Better living through nature
Over the past few months I’ve been attempting to systematically re-structure the way I approach household and personal products. I’ve done my best to eliminate products from companies known to test on animals. I’ve ditched the commercial cleaning products in favor of more toxin-free methods. I’m limiting the exfoliants in my soap and cleansers to things like almonds, apricot pits and sugar instead of microplastics. I’m slowly edging my way towards cruelty-free shampoos with fewer synthetic chemicals, because I can’t quite make myself go shampoo-free.
And then I picked up the toothpaste. I’m not entirely sure what to do with it.
I’ve been buying Tom’s of Maine lately, largely because it’s the only readily available dental product I can find that’s on the Leaping Bunny standard, though its parent company isn’t. They also provide the only non-antiperspirant deodorant I can find in stores. I like both products, and the company carries a fluoride-free toothpaste for when I’m feeling especially paranoid. They even have a fennel-flavored product for the adventurous. But it is a little expensive and I’ve been curious about the possibility of making my own, and what people used before commercial toothpastes were developed.
The answer to that question seems to range from bird feathers and porcupine quills to chewing sticks (including neem in the ayurvedic tradition) to a mixture of salt and mint leaves. Other traditional dental-care ingredients include chalk, animal bones, white oak bark, black walnuts and sage. Most of these methods have fallen out of practice in modern society, but that doesn’t mean they’re totally unfounded. Of course, it doesn’t mean they’ll protect your teeth as well as store-bought toothpaste either; I haven’t read enough to fully make up my mind yet, and the fluoride debate alone is almost too much.
If you want to try a homemade tooth cleaning method, consider the following:
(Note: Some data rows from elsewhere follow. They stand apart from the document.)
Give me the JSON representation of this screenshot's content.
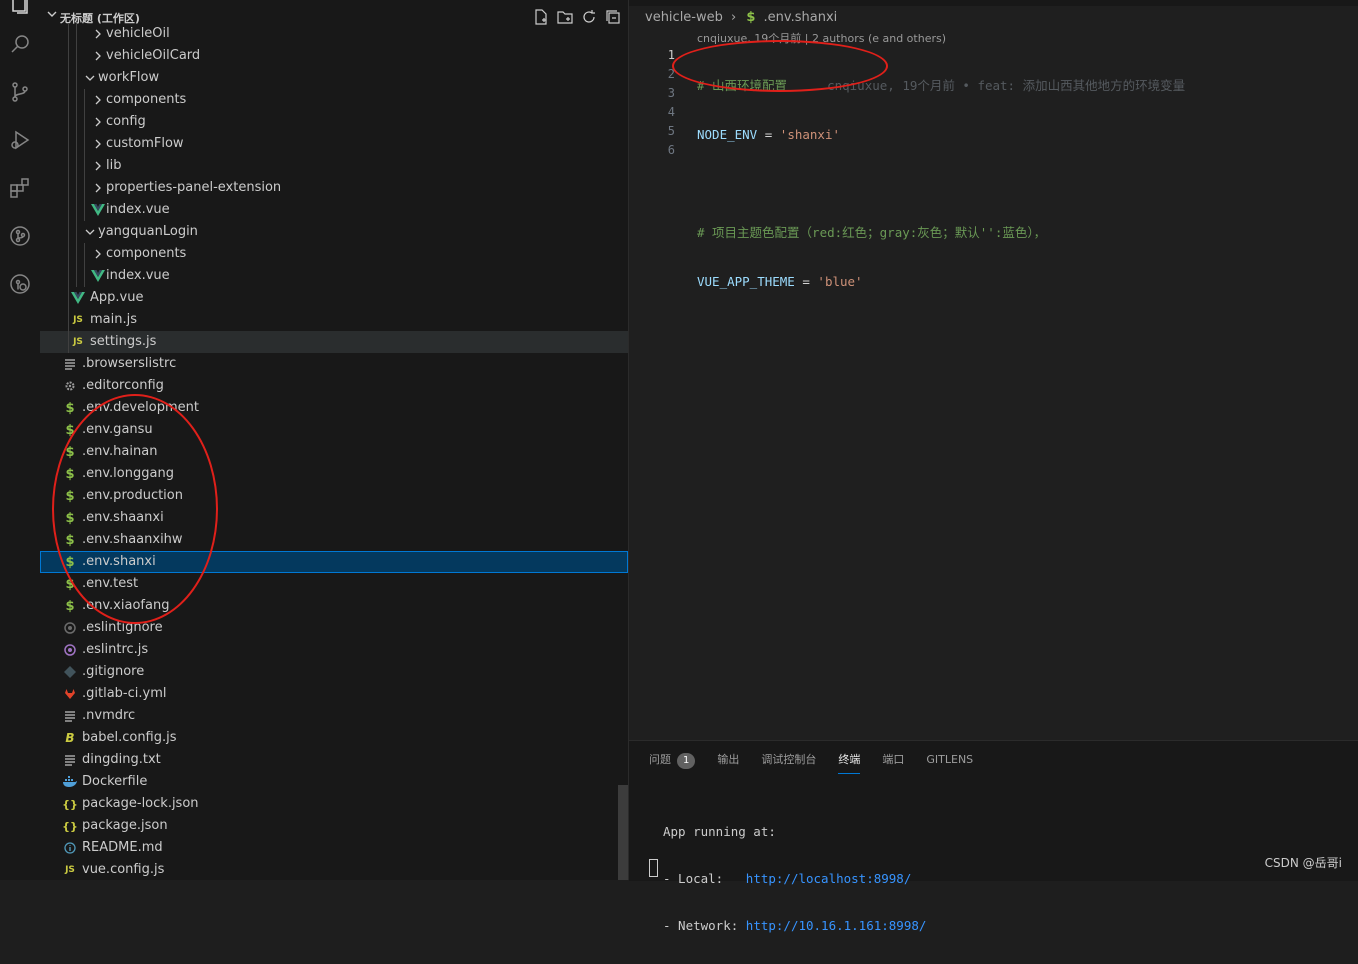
{
  "sidebar": {
    "title": "无标题 (工作区)",
    "items": [
      {
        "label": "vehicleOil",
        "type": "folder",
        "depth": 2,
        "icon": "chevron-right-icon"
      },
      {
        "label": "vehicleOilCard",
        "type": "folder",
        "depth": 2,
        "icon": "chevron-right-icon"
      },
      {
        "label": "workFlow",
        "type": "folder-open",
        "depth": 1,
        "icon": "chevron-down-icon"
      },
      {
        "label": "components",
        "type": "folder",
        "depth": 2,
        "icon": "chevron-right-icon"
      },
      {
        "label": "config",
        "type": "folder",
        "depth": 2,
        "icon": "chevron-right-icon"
      },
      {
        "label": "customFlow",
        "type": "folder",
        "depth": 2,
        "icon": "chevron-right-icon"
      },
      {
        "label": "lib",
        "type": "folder",
        "depth": 2,
        "icon": "chevron-right-icon"
      },
      {
        "label": "properties-panel-extension",
        "type": "folder",
        "depth": 2,
        "icon": "chevron-right-icon"
      },
      {
        "label": "index.vue",
        "type": "vue",
        "depth": 2,
        "icon": "vue-icon"
      },
      {
        "label": "yangquanLogin",
        "type": "folder-open",
        "depth": 1,
        "icon": "chevron-down-icon"
      },
      {
        "label": "components",
        "type": "folder",
        "depth": 2,
        "icon": "chevron-right-icon"
      },
      {
        "label": "index.vue",
        "type": "vue",
        "depth": 2,
        "icon": "vue-icon"
      },
      {
        "label": "App.vue",
        "type": "vue",
        "depth": 0,
        "icon": "vue-icon"
      },
      {
        "label": "main.js",
        "type": "js",
        "depth": 0,
        "icon": "js-icon"
      },
      {
        "label": "settings.js",
        "type": "js",
        "depth": 0,
        "icon": "js-icon",
        "hover": true
      },
      {
        "label": ".browserslistrc",
        "type": "lines",
        "depth": -1,
        "icon": "lines-icon"
      },
      {
        "label": ".editorconfig",
        "type": "gear",
        "depth": -1,
        "icon": "gear-icon"
      },
      {
        "label": ".env.development",
        "type": "env",
        "depth": -1,
        "icon": "dollar-icon"
      },
      {
        "label": ".env.gansu",
        "type": "env",
        "depth": -1,
        "icon": "dollar-icon"
      },
      {
        "label": ".env.hainan",
        "type": "env",
        "depth": -1,
        "icon": "dollar-icon"
      },
      {
        "label": ".env.longgang",
        "type": "env",
        "depth": -1,
        "icon": "dollar-icon"
      },
      {
        "label": ".env.production",
        "type": "env",
        "depth": -1,
        "icon": "dollar-icon"
      },
      {
        "label": ".env.shaanxi",
        "type": "env",
        "depth": -1,
        "icon": "dollar-icon"
      },
      {
        "label": ".env.shaanxihw",
        "type": "env",
        "depth": -1,
        "icon": "dollar-icon"
      },
      {
        "label": ".env.shanxi",
        "type": "env",
        "depth": -1,
        "icon": "dollar-icon",
        "selected": true
      },
      {
        "label": ".env.test",
        "type": "env",
        "depth": -1,
        "icon": "dollar-icon"
      },
      {
        "label": ".env.xiaofang",
        "type": "env",
        "depth": -1,
        "icon": "dollar-icon"
      },
      {
        "label": ".eslintignore",
        "type": "eslint-ignore",
        "depth": -1,
        "icon": "eslint-ignore-icon"
      },
      {
        "label": ".eslintrc.js",
        "type": "eslint",
        "depth": -1,
        "icon": "eslint-icon"
      },
      {
        "label": ".gitignore",
        "type": "git",
        "depth": -1,
        "icon": "git-icon"
      },
      {
        "label": ".gitlab-ci.yml",
        "type": "gitlab",
        "depth": -1,
        "icon": "gitlab-icon"
      },
      {
        "label": ".nvmdrc",
        "type": "lines",
        "depth": -1,
        "icon": "lines-icon"
      },
      {
        "label": "babel.config.js",
        "type": "babel",
        "depth": -1,
        "icon": "babel-icon"
      },
      {
        "label": "dingding.txt",
        "type": "lines",
        "depth": -1,
        "icon": "lines-icon"
      },
      {
        "label": "Dockerfile",
        "type": "docker",
        "depth": -1,
        "icon": "docker-icon"
      },
      {
        "label": "package-lock.json",
        "type": "json",
        "depth": -1,
        "icon": "json-icon"
      },
      {
        "label": "package.json",
        "type": "json",
        "depth": -1,
        "icon": "json-icon"
      },
      {
        "label": "README.md",
        "type": "info",
        "depth": -1,
        "icon": "info-icon"
      },
      {
        "label": "vue.config.js",
        "type": "js",
        "depth": -1,
        "icon": "js-icon"
      }
    ]
  },
  "editor": {
    "breadcrumb": {
      "root": "vehicle-web",
      "file": ".env.shanxi"
    },
    "codelens": "cnqiuxue, 19个月前 | 2 authors (e and others)",
    "line_numbers": [
      "1",
      "2",
      "3",
      "4",
      "5",
      "6"
    ],
    "lines": {
      "l1": "# 山西环境配置",
      "l1_blame": "cnqiuxue, 19个月前 • feat: 添加山西其他地方的环境变量",
      "l2_var": "NODE_ENV",
      "l2_op": " = ",
      "l2_str": "'shanxi'",
      "l4": "# 项目主题色配置（red:红色；gray:灰色；默认'':蓝色），",
      "l5_var": "VUE_APP_THEME",
      "l5_op": " = ",
      "l5_str": "'blue'"
    }
  },
  "panel": {
    "tabs": {
      "problems": "问题",
      "problems_count": "1",
      "output": "输出",
      "debug": "调试控制台",
      "terminal": "终端",
      "ports": "端口",
      "gitlens": "GITLENS"
    },
    "terminal": {
      "l1": "App running at:",
      "l2_prefix": "- Local:   ",
      "l2_link": "http://localhost:8998/",
      "l3_prefix": "- Network: ",
      "l3_link": "http://10.16.1.161:8998/"
    }
  },
  "watermark": "CSDN @岳哥i",
  "colors": {
    "accent": "#0078d4",
    "annotation": "#e0201a",
    "env_icon": "#8dc149",
    "vue_icon": "#41b883",
    "js_icon": "#cbcb41"
  }
}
Baking soda and finely ground sea salt are the most popular alternatives to toothpaste. Both substances can be dissolved in water first if you are worried about abrasions, or they can be brushed straight onto your teeth with a wet toothbrush. Baking soda mixed with a little stevia and a few drops of peppermint essential oil can provide a familiar sweet minty taste. Other options include hydrogen peroxide (don’t use if you have amalgam fillings) and coconut oil. And you really can try the chew sticks.
These simple ingredients are all you need to make your own toothpaste.
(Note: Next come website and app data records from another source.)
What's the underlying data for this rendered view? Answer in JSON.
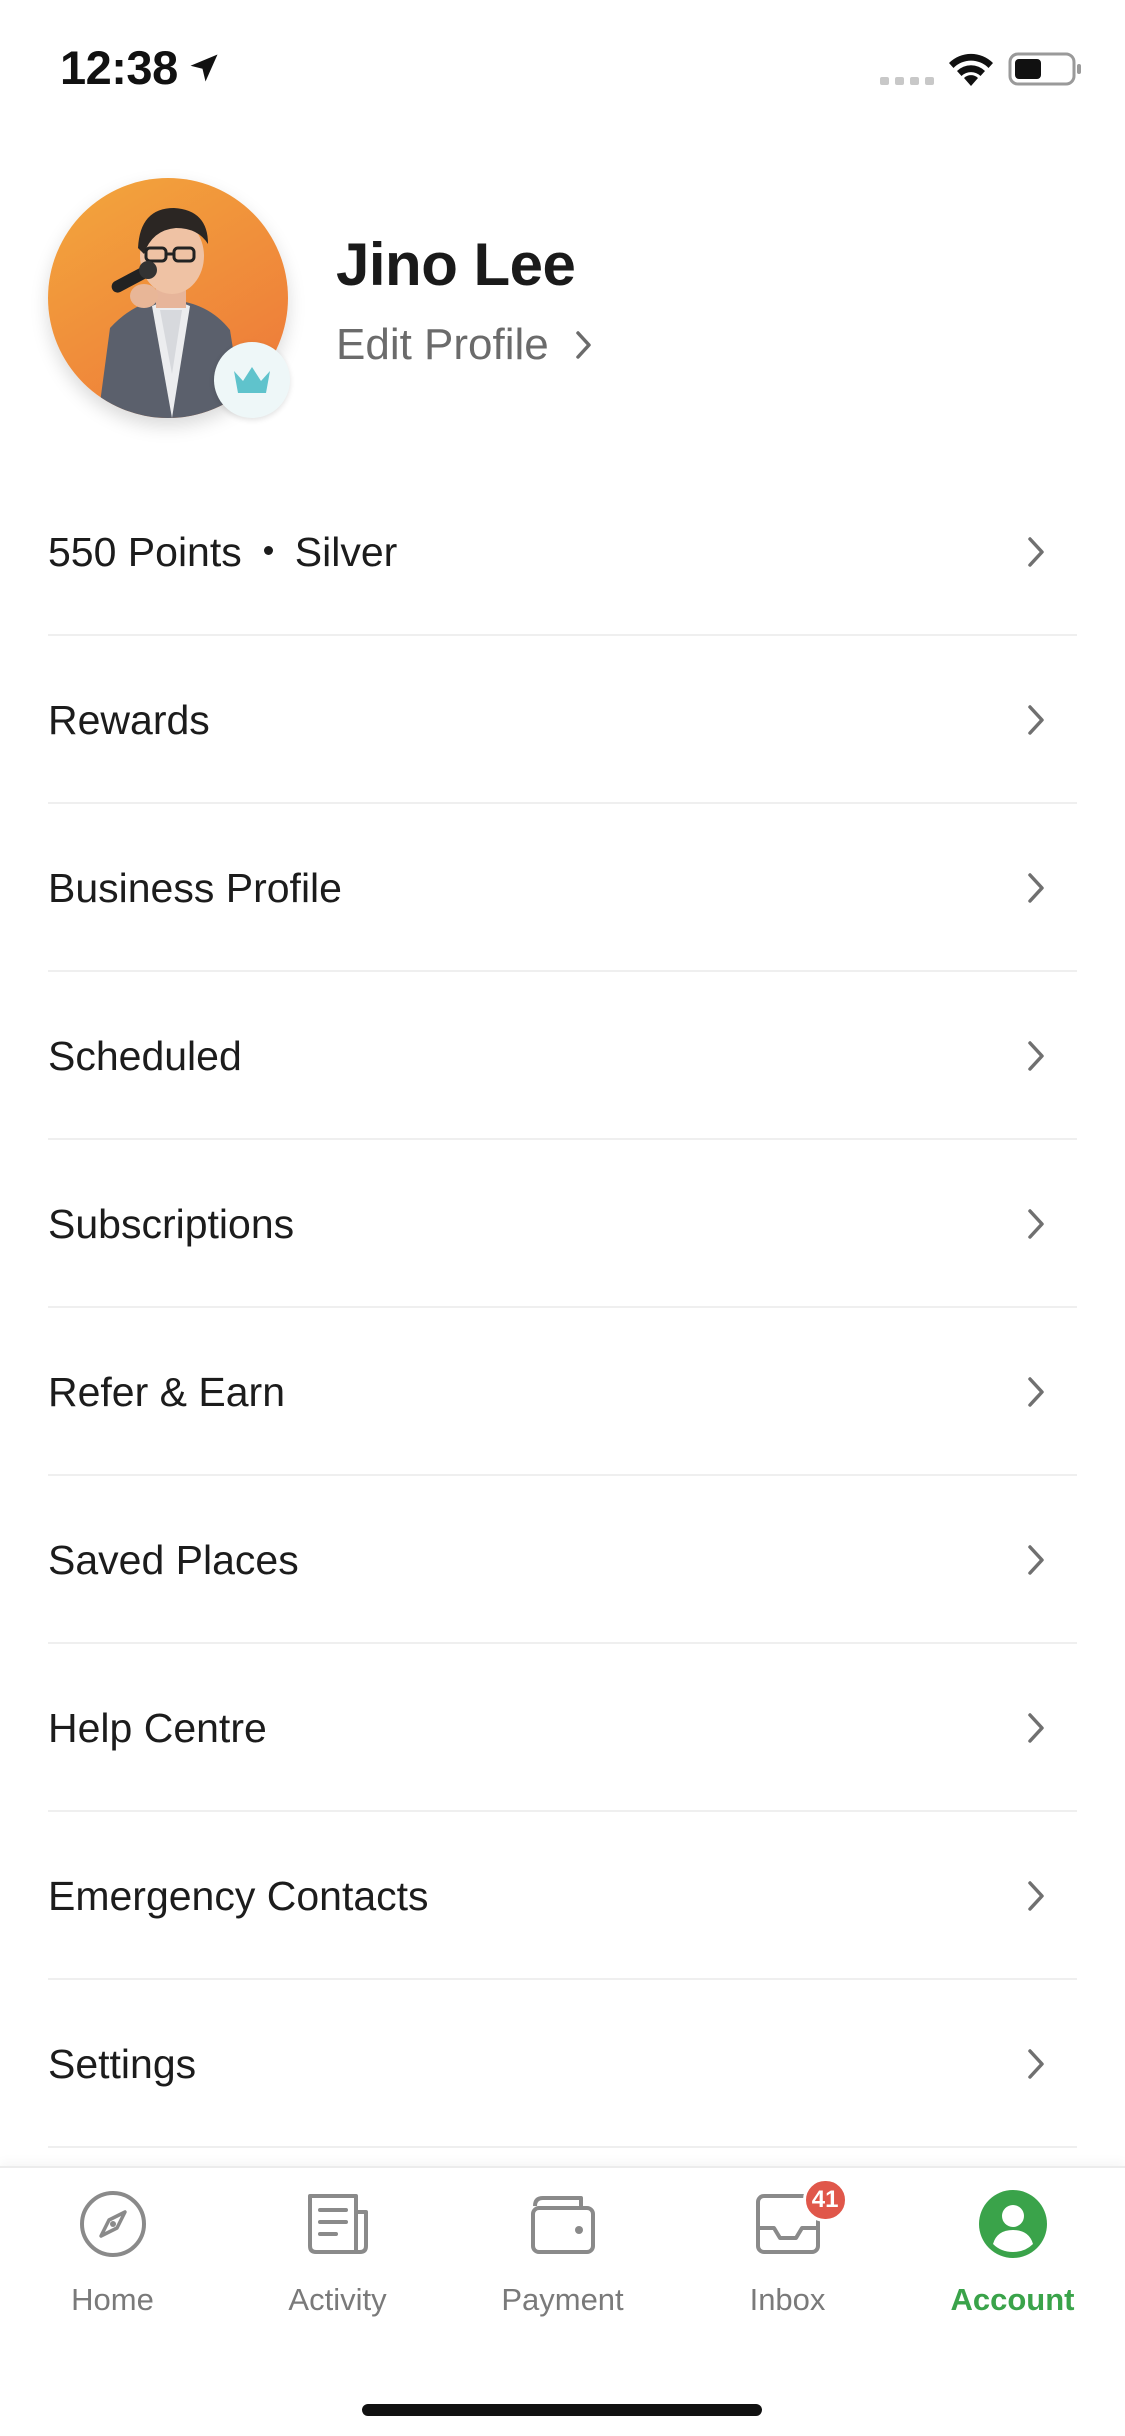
{
  "status_bar": {
    "time": "12:38"
  },
  "profile": {
    "name": "Jino Lee",
    "edit_label": "Edit Profile",
    "accent_color": "#f2a04a"
  },
  "menu": {
    "points": {
      "value": "550 Points",
      "tier": "Silver"
    },
    "items": [
      {
        "label": "Rewards"
      },
      {
        "label": "Business Profile"
      },
      {
        "label": "Scheduled"
      },
      {
        "label": "Subscriptions"
      },
      {
        "label": "Refer & Earn"
      },
      {
        "label": "Saved Places"
      },
      {
        "label": "Help Centre"
      },
      {
        "label": "Emergency Contacts"
      },
      {
        "label": "Settings"
      }
    ]
  },
  "bottom_nav": {
    "items": [
      {
        "label": "Home",
        "icon": "compass-icon"
      },
      {
        "label": "Activity",
        "icon": "receipt-icon"
      },
      {
        "label": "Payment",
        "icon": "wallet-icon"
      },
      {
        "label": "Inbox",
        "icon": "inbox-icon",
        "badge": "41"
      },
      {
        "label": "Account",
        "icon": "account-icon",
        "active": true
      }
    ],
    "active_color": "#3aa34a",
    "badge_color": "#e0574a"
  }
}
Photo by Earthworm/Courtesy Flickr
For those interested in making their own dental care products there are lots of recipes around the web for tooth powders, often with a variety of antibacterial, antifungal and gum health-boosting herbs. Peppermint, myrrh, sage, cloves and tea tree oil are all possible additions (although I wouldn’t try them all at once). Cinnamon is also often added for flavor. You can also make your own actual toothpaste, but many recipes include either hydrogen peroxide or glycerin, which I’d like to avoid for my preliminary experiments. Some sources for base recipes are listed at the end of this blog.
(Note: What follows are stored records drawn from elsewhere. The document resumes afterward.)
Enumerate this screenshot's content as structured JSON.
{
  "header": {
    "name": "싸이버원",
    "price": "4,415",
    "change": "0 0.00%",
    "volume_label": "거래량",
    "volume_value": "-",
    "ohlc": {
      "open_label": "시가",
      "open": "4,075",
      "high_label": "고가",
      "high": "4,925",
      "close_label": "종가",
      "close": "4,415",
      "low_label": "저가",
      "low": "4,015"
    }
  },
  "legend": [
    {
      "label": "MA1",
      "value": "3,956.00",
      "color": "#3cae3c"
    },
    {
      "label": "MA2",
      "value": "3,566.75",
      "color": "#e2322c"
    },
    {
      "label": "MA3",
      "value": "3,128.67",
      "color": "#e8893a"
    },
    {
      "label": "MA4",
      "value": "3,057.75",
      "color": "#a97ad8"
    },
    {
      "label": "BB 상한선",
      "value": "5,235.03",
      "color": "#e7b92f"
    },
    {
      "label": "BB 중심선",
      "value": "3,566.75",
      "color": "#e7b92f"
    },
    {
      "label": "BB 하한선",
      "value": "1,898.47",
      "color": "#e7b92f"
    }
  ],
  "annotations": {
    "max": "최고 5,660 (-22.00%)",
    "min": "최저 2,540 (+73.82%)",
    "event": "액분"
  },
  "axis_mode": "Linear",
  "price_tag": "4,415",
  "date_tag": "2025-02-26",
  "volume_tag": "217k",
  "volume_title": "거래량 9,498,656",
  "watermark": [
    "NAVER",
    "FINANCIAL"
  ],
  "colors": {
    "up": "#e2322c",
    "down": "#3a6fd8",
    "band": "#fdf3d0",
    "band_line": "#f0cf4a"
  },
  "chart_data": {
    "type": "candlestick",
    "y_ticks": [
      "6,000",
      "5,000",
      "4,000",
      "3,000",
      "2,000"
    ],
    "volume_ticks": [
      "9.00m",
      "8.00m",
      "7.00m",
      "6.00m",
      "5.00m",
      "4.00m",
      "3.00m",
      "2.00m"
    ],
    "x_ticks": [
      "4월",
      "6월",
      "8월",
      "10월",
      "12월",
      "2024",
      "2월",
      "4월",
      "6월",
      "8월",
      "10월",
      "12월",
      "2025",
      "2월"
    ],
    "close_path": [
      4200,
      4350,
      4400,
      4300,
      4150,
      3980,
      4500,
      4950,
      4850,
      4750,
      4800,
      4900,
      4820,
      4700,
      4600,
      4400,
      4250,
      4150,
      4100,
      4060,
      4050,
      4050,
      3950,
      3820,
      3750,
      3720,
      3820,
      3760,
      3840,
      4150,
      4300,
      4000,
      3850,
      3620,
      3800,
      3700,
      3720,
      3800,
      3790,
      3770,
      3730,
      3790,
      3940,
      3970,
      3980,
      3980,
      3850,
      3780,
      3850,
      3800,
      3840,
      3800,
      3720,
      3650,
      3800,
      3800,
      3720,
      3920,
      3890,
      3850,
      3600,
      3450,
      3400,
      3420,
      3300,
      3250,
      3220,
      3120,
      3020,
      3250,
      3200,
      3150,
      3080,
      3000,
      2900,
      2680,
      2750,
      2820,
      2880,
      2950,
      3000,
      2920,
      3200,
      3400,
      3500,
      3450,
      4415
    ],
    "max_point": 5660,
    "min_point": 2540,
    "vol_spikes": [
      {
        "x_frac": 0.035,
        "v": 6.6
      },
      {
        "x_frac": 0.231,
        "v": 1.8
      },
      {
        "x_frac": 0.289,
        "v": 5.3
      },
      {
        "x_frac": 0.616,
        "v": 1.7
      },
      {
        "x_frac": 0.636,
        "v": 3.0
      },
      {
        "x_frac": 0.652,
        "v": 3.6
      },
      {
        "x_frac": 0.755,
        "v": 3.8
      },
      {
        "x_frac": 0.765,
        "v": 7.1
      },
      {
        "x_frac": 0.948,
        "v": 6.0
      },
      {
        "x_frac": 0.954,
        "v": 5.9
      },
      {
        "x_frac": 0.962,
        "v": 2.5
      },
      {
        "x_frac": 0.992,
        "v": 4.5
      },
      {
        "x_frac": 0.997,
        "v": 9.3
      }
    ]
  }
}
Personally, I think I may try the baking soda, stevia and peppermint option when I next run out of toothpaste. Stevia is supposed to inhibit plaque growth and I have the ingredients on hand. (I even have a small stevia plant now!) If it’s just a little too odd I can always go back to buying my dental care products pre-made, but if it works then maybe I can try some cloves or sage. For me, this process is all about trying new things as I move towards a healthier lifestyle. If I can save a little money and share some fun tips along the way, so much the better.
Have you ever used an alternative to commercial toothpaste? Leave a comment to let me know what it was and how it worked for you!
Recipes: Natural Dental Care with Essential Oils - Jo's Health Center
12 Natural Toothpaste Alternatives - The Nourished Life
How to Make Homemade Tooth Powder - eHow
Make Your Own Toothpaste or Tooth Powder - GreenYour